Sunday, May 07, 2006


If only he'd been shot before he could form Zwan.

Zombies on the brain. Watching another zombie movie, we try to pinpoint just what it is about zombies that continue to fascinate. As a metaphor, their brains (braaaaaaaaaiiiiiiiiins!) are a blank slate for whatever there is to project upon them, be it director or audience. Depending on the flick --or in the case of George Romero (looking oh so Robert Wyatt as he appears in Dawn of the Dead) which scene-- zombies represent consumer consumption, capitalism, fascism, Red China, anarchy, humanity as a virus. The first word to come to my mind is the inevitablility of them, but with their stagger, they also embody fate, the rot and obsolescence that's built-into every mortal coil. It's a reminder that the body is mere motor, the ever-humming base of all urges and hunger. But maybe zombiedom is a pure state of being, a Nirvana where no thought, no brain (braaaaaaaaaaaiiiiiin!) disturbs the calm waters of death.

Zombies can cover for slovenly make-up, impoverished costume designers, sprained or broken ankles that may take place mid-scene, and of course, it hides bad acting. Really fat zombies never have shirts; they also never have enough undead body paint in the make-up trailer for their hairy backs and bellies either. In Dawn of the Dead, we get nun zombies, Hari Krishna zombies, zombies of all decaying skin colors. Zombies rock hipster beards, lumberjack plaids, polyester, and they're all walking around in the mall, at one with the mannequins. Revealing the zombie to be an everyman, the great proletariat, maybe what entices is the fact that zombies embody true brotherhood, that anyone can be a zombie. Will be a zombie.

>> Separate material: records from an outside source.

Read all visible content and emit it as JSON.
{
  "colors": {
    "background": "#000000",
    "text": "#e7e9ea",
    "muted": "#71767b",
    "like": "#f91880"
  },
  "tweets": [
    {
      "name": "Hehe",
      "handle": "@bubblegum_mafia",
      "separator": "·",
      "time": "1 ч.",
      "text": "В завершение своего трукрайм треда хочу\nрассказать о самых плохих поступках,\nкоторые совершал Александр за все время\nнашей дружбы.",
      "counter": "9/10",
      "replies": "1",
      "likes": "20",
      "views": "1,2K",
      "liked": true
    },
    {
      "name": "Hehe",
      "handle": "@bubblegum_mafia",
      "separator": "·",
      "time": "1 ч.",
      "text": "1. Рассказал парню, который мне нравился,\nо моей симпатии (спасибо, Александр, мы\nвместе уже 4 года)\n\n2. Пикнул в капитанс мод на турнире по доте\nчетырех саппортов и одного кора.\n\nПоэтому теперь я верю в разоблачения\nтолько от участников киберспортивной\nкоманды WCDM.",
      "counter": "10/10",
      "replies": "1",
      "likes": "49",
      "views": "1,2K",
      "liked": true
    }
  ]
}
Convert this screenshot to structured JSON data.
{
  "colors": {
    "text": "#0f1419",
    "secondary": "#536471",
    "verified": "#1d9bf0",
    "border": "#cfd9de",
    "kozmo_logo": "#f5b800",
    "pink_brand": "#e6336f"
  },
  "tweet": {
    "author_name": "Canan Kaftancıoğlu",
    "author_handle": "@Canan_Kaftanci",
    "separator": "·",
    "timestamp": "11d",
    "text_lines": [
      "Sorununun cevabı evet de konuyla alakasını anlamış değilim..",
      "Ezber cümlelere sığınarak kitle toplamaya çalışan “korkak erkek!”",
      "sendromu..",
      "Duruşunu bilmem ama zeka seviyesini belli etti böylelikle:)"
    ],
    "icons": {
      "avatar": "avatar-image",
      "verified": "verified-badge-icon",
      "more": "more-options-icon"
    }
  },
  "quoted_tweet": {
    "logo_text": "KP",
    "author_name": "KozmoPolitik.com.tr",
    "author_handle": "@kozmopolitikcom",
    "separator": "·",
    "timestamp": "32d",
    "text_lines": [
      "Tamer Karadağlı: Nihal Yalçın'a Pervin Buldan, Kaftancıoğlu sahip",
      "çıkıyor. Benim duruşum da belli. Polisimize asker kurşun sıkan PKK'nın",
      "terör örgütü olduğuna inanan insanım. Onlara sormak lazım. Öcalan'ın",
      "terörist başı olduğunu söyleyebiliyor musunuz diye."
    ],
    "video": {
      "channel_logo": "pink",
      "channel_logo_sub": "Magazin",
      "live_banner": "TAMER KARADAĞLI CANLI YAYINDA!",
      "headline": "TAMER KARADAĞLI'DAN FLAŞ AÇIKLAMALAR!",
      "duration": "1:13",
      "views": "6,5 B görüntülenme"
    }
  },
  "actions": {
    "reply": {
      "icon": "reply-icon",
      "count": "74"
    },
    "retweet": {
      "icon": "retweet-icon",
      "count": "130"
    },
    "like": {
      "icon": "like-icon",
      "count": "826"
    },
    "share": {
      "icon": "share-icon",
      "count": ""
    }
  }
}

Evoked by the unseen primal drums that pound and open up the earth itself, its tribal base is hinted at in Fulci's Zombi, yet the zombie lovers in Paul Morrisey's Flesh for Frankenstein are technological monstrosities on the cutting edge of science (and madness). In computer security, zombies walk right through firewalls. They got the numbers. The pinnacle of absolute horror in any zombie film is when a single one is upon you, those flesh-rending chompers coated with that zombie bacteria on their maggoty blue lips. Descending from above (or else arising from the earth and floorboards), the intimacy between living and dead is finally consummated with that kiss.

Friday, May 05, 2006

beta's book

Ten plus years in the making, I have finally finished writing, editing, printing, folding, awl-punching, hand-stitching the spines, and hand-painting the peculiar shape of Texas (flat-top haircut, panhandle, fat back, third coast, and boot toe) on the cover of each and everyone of these poem chapbooks I made documenting a decade's worth of writing. From high school notebooks to the weird lysergic commune scribbles of San Antonio, from writing poems while seated at my desk in the Social Security Administration office to the strip of La Rambla that runs down Barcelona, from the farms and chicken coops of Gillett to the skyways between there and New York City, it's all in here on the finest weave of paper and card you can run your fingers over. A one-time only run of thirty, twenty are already earmarked for family and old friends, but the remainder are up for grabs here. Ten will cover price plus shipping. Those who know know how to get at me, otherwise drop a line to: a n d y b e t a (AT) g m a i l.

Thursday, May 04, 2006

beta new

move it on over...